Sarah Perry argues that virtually every technological advance is an example of “de-condensation.”
In the past, she writes, “time, artifacts, institutions, and even people are more condensed.”
Almost every technological advance is a de-condensation:
it abstracts a particular function away from an object, a person, or an institution, and
allows it to grow separately from all the things it used to be connected to.
Writing de-condenses communication: communication can now take place abstracted from face-to-face speech.
Automobiles abstract transportation from exercise, and allow further de-condensation of useful locations (sometimes called sprawl).
Markets de-condense production and consumption.
Alastair Roberts picks up on this theme and explains how marriage in particular has been de-condensed:
Marriage traditionally functioned as a socially integrating institution and has been regarded as sacred or holy by many societies as a result, right down to the present. Although the form it took could vary considerably from society to society, it generally served to unite or strengthen the bond between a range of different persons and practices.
It bound the generations together.
It bound different families together.
It related the sexes together.
It strengthened communities and cultures as marriages became the bearers of religious and social meaning.
It connected sex with procreation.
It connected private life with communal life.
The power of marriage and family as an institution arose in large measure from the vast array of functions that were condensed within it:
religious practice, etc., etc.
However, over the last few centuries marriage has been radically de-condensed, many of its former functions outsourced to other institutions or drastically reduced through new technologies.
Whereas marriage was once a deeply meaningful necessity for people’s physical and social survival, now it is steadily reduced to a realm of sentimental community.
Without the force of necessity holding people together, the deeper integrating goods that marriage once represented are harder to perceive and its meaning is drastically diminished. Marriage becomes much weaker as an institution.
Marriage once powerfully represented
the condense and integrated meaning of human sexuality,
a deep mystery of the union of man and woman,
the wonder of the other sex and the deeper reality of our own,
the most fundamental common project of all human society,
the union of our most animal of drives with the highest of our ideals,
the connection between our bodies and our deepest selves,
the significance of the loving and committed sexual bond as the site where the gift of new life is welcomed into the world,
the difference between human making and human begetting,

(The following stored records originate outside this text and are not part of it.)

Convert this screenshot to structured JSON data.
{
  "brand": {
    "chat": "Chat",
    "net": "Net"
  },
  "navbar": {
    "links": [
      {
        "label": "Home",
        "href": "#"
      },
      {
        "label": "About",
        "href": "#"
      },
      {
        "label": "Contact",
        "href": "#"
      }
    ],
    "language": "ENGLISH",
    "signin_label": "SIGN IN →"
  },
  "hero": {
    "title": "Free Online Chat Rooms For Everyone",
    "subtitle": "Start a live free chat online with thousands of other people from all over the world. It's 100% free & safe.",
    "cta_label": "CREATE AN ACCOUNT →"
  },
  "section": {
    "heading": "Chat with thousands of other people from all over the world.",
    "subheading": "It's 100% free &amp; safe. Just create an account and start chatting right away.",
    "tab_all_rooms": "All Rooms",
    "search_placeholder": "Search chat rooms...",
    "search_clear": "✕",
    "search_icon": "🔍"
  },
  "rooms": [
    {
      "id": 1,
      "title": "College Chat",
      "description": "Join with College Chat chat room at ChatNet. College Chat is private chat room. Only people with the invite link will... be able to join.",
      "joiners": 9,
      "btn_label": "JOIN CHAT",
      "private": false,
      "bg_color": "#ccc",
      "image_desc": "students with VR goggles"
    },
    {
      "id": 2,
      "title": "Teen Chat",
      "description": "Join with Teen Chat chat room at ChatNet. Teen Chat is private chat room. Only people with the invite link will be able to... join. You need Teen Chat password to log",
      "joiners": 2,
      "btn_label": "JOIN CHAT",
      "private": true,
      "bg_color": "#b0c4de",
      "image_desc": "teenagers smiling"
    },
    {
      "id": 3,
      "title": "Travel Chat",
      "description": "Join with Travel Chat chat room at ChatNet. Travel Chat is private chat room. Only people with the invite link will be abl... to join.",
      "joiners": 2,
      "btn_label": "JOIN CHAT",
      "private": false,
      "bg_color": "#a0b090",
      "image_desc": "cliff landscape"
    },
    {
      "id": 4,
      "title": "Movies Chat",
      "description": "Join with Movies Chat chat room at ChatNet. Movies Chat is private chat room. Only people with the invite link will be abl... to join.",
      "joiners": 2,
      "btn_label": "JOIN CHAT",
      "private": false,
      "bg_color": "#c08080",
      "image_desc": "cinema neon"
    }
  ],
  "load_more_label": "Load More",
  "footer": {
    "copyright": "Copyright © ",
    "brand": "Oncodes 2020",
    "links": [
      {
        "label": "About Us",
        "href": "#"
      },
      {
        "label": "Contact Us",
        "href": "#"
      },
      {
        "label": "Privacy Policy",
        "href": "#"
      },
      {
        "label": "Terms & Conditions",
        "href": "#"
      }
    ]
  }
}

the miracle of the development of new life,
the wondrous natural blossoming of private sexual unions into public families,
a bond that stretches over generations,
the deep union of blood,
the interplay and union of the sexes in all areas of human life and society,
the maturation of man and woman together and in union through all of the seasons of their lives, until they cross the threshold of death.
This meaning hasn’t entirely disappeared, but it is fast fading. Through many and various developments, the meaning of marriage in relation to human sexuality has been slowly eroded. Human sexuality is being de-condensed.
Contraception and prophylactics separate sexual relations from procreative potential and reduce the need for discriminating choice of partners, reducing sex to primarily genital stimulation.
Porn offers to satisfy our unruly lusts, compartmentalizing our sexuality.
Reproductive technology separates procreation from sexual congress. It abstracts bodily material from persons and biological parenthood from social parenthood.
Surrogacy abstracts child-bearing from motherhood. The coming together of bodies is no longer presumed to necessitate a uniting of selves.
Sexual reassignment surgery and hormone replacement therapy reinforce the abstraction of one’s gender from one’s natural bodily sex.
Social science de-condenses the function of ‘parenting’ from the condense reality of being a mother or father.
He goes on to argue that de-condensation directly threatens human beings themselves:
It isn’t just our tools, institutions, and societies that are being de-condensed, but our very selves. The humanity that will result will be much reduced in stature. What it means to be a mature human being, to be made in the image of God, is closely bound up with our creative and procreative activity and both of these dimensions of our humanity face imminent threats. Even if we survive such developments in relative material comfort, it will most likely be in a sort of puerile dependency on a stifling government.
You can read the whole thing here, where he applies the concept to work and other areas.